Automatic detection of seismic first breaks using artificial intelligence (AI)
On a recording produced following a seismic shot, one can observe the different modes of wave propagation in the ground (Figure 1). The first break corresponds to the travel time of the direct or refracted seismic wave from the source to the geophones, depending on which one arrives first in its path. These first breaks provide invaluable information for understanding the characteristics of the near surface. They can be used, among other things, to analyze refractions, obtain a near-surface velocity model, and determine the depth of the bedrock. In addition, they can be used as a complement in the processing of more complex methods such as seismic reflection.
Traditionally, the identification of first breaks is done manually by an expert, a time-consuming and subjective processing step often leading to results that differ from person to person. To overcome this problem, different methods have been developed to automate the procedure, such as the STA/LTA (short-time-average over long-time average) method and cross-correlation methods that compare the seismic signal with known waveform templates. However, the efficiency of all these methods decreases considerably when the data is noisy (Figure 2).
At Geostack, we have designed tools that utilize artificial intelligence to accurately automate the identification of first breaks that work both for clean data (Figure 3a to c) and noisy data (Figure 3d to f). This is part of our efforts to reduce the processing time of our combined methods while delivering high quality results. By leveraging these new tools, we can ensure that projects are delivered on time and within budget to our clients.
How do these tools work?
We first created a seismic dataset comprising raw records of seismic shots for which we manually identified the first breaks. These data were then used to train a Convolutional Neural Network (CNN), a type of artificial intelligence algorithm specialized in visual data processing. Once the model was trained on our initial dataset, it could already be used to find and identify first breaks in other seismic records, but with a limited level of accuracy.
To improve the accuracy of results in our projects, we utilize transfer learning, a machine learning technique that involves using a pre-trained model on one task as a starting point to accelerate and enhance the learning process for a new, similar, or related task.
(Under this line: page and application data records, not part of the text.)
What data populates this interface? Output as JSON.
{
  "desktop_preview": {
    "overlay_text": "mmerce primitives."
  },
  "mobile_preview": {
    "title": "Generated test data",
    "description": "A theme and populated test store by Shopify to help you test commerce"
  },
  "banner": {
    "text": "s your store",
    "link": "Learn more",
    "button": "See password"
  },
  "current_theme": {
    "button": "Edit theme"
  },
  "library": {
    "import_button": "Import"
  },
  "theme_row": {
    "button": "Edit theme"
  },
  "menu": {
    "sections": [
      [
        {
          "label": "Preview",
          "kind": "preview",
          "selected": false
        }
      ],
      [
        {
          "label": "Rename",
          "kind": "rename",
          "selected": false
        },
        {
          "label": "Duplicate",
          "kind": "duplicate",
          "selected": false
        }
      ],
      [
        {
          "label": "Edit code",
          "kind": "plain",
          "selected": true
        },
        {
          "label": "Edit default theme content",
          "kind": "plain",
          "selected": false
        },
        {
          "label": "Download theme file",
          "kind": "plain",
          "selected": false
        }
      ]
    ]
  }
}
Specifically, for each project, we first manually identify the first breaks in 5 to 10% of the seismic records. We then use this newly labeled data to retrain an AI model that can then be used to accurately identify the first breaks in the remaining seismic records. By leveraging transfer learning, we benefit from the knowledge and features learned from the initial training dataset, and then fine-tune the model to adapt specifically to the characteristics of each new project. This approach helps us achieve a higher level of accuracy in identifying first breaks, even in challenging seismic data scenarios, and significantly reduces the manual effort and time required for data labeling.
For example, Figures 3d to 3f show seismic records from a noisy dataset for which we first manually identified the first breaks on approximately 7% of the records (20 records out of 291). Subsequently, it took us less time than it takes to make a cup of coffee to train a new AI model and accurately identify the first breaks on the remaining 271 records. The workflow that we have thus developed not only significantly reduces processing time, but also minimizes result subjectivity and the risks of human errors.
We have integrated this automatic first breaks identification tool into our internal software, enabling us to evaluate the selected first breaks and make quick adjustments in case of inaccuracies. An example of how the tool is used within our software is shown in Figure 4. The combination of AI-based automation and real-time evaluation within our software has proven to be a powerful solution in improving our seismic data processing capabilities, enabling us to provide more reliable and efficient seismic data processing solutions to our clients.
Finally, in line with our commitment to open source, we have made the source code of this new tool freely available on our GitHub page. By open-sourcing the code, we aim to contribute to the broader geophysical community and promote collaboration and innovation in seismic data processing. We encourage researchers, practitioners, and developers to explore and utilize the tool, provide feedback, and even contribute to its further improvement.